Your instructions:
Leaving out only the pictures, write out all the entries exactly.

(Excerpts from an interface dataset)
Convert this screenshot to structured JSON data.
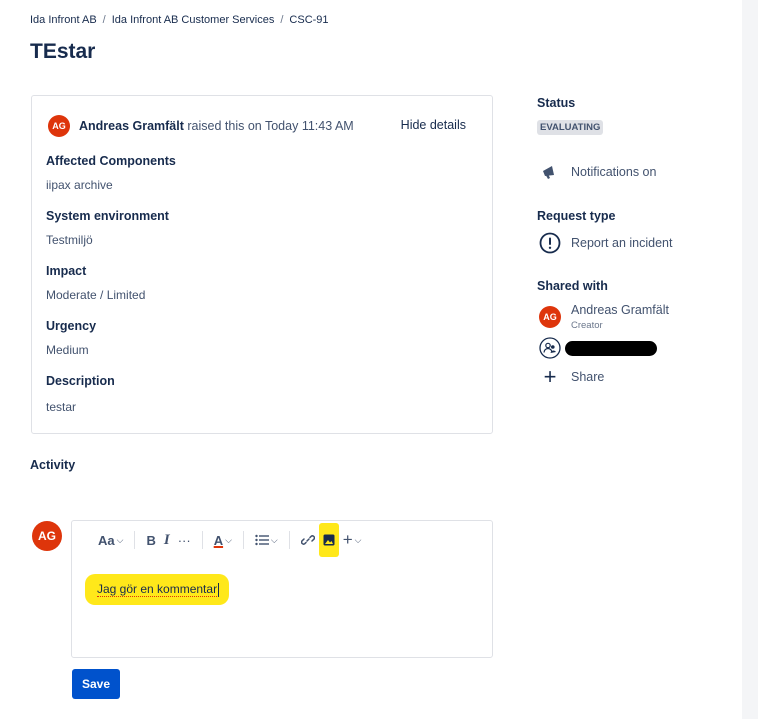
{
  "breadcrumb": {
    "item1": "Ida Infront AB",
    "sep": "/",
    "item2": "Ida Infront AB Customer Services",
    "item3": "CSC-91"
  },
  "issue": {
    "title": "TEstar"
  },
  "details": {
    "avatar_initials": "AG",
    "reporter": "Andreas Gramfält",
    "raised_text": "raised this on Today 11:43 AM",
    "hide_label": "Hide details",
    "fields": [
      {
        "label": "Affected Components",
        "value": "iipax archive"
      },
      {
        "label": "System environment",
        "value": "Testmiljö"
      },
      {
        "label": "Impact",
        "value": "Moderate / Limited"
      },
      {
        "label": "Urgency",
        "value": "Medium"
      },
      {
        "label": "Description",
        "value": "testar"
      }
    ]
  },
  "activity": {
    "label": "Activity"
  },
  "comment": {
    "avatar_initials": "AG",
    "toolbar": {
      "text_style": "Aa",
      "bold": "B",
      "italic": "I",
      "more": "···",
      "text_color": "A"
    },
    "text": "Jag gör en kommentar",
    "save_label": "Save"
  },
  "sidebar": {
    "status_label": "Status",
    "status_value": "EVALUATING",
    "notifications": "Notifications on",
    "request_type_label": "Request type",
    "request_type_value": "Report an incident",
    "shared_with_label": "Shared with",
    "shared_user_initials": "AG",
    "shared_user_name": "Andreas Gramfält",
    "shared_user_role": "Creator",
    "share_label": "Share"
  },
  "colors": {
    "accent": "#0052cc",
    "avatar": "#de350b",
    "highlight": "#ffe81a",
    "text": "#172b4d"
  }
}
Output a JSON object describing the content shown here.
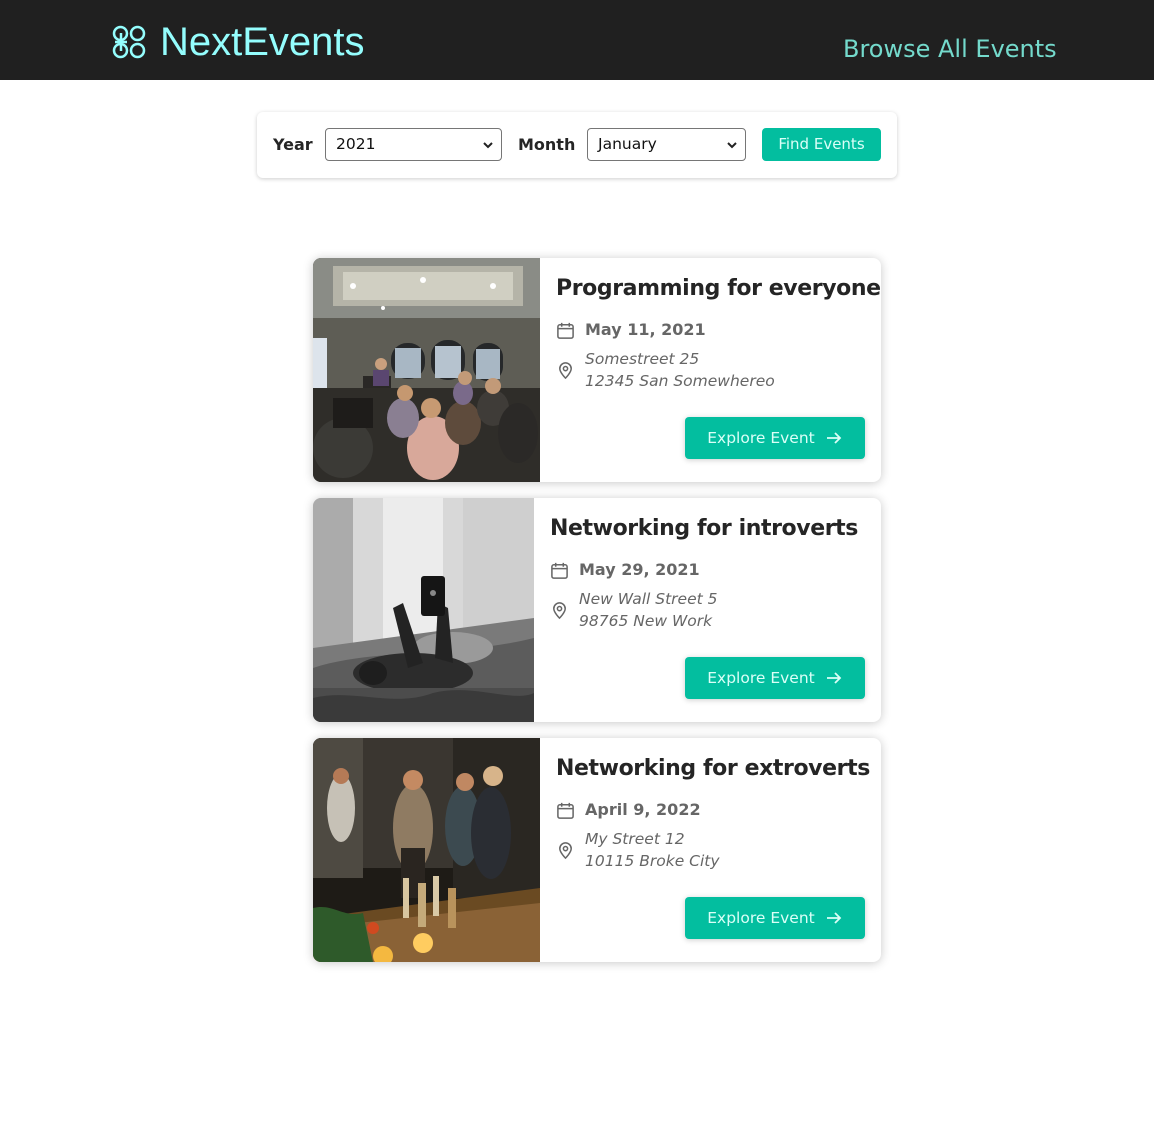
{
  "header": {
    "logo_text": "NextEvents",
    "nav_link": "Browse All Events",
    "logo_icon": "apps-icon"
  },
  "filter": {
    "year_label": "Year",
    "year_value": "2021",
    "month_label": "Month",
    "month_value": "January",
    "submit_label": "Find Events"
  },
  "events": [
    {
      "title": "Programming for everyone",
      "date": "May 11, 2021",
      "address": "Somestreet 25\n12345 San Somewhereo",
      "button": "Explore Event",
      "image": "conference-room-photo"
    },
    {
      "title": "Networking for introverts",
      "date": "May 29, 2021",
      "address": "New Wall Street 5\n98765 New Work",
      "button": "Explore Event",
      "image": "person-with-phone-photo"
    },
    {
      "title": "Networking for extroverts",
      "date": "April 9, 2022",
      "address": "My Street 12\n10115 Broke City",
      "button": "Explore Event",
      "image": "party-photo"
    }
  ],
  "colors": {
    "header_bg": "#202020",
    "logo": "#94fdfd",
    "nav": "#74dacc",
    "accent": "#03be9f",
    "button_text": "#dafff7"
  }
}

Solved exercise:
Convert this screenshot to structured JSON data.
{
  "breadcrumb": {
    "item1": "Ida Infront AB",
    "sep": "/",
    "item2": "Ida Infront AB Customer Services",
    "item3": "CSC-91"
  },
  "issue": {
    "title": "TEstar"
  },
  "details": {
    "avatar_initials": "AG",
    "reporter": "Andreas Gramfält",
    "raised_text": "raised this on Today 11:43 AM",
    "hide_label": "Hide details",
    "fields": [
      {
        "label": "Affected Components",
        "value": "iipax archive"
      },
      {
        "label": "System environment",
        "value": "Testmiljö"
      },
      {
        "label": "Impact",
        "value": "Moderate / Limited"
      },
      {
        "label": "Urgency",
        "value": "Medium"
      },
      {
        "label": "Description",
        "value": "testar"
      }
    ]
  },
  "activity": {
    "label": "Activity"
  },
  "comment": {
    "avatar_initials": "AG",
    "toolbar": {
      "text_style": "Aa",
      "bold": "B",
      "italic": "I",
      "more": "···",
      "text_color": "A"
    },
    "text": "Jag gör en kommentar",
    "save_label": "Save"
  },
  "sidebar": {
    "status_label": "Status",
    "status_value": "EVALUATING",
    "notifications": "Notifications on",
    "request_type_label": "Request type",
    "request_type_value": "Report an incident",
    "shared_with_label": "Shared with",
    "shared_user_initials": "AG",
    "shared_user_name": "Andreas Gramfält",
    "shared_user_role": "Creator",
    "share_label": "Share"
  },
  "colors": {
    "accent": "#0052cc",
    "avatar": "#de350b",
    "highlight": "#ffe81a",
    "text": "#172b4d"
  }
}
Output a JSON object describing the content shown here.
{
  "header": {
    "logo_text": "NextEvents",
    "nav_link": "Browse All Events",
    "logo_icon": "apps-icon"
  },
  "filter": {
    "year_label": "Year",
    "year_value": "2021",
    "month_label": "Month",
    "month_value": "January",
    "submit_label": "Find Events"
  },
  "events": [
    {
      "title": "Programming for everyone",
      "date": "May 11, 2021",
      "address": "Somestreet 25\n12345 San Somewhereo",
      "button": "Explore Event",
      "image": "conference-room-photo"
    },
    {
      "title": "Networking for introverts",
      "date": "May 29, 2021",
      "address": "New Wall Street 5\n98765 New Work",
      "button": "Explore Event",
      "image": "person-with-phone-photo"
    },
    {
      "title": "Networking for extroverts",
      "date": "April 9, 2022",
      "address": "My Street 12\n10115 Broke City",
      "button": "Explore Event",
      "image": "party-photo"
    }
  ],
  "colors": {
    "header_bg": "#202020",
    "logo": "#94fdfd",
    "nav": "#74dacc",
    "accent": "#03be9f",
    "button_text": "#dafff7"
  }
}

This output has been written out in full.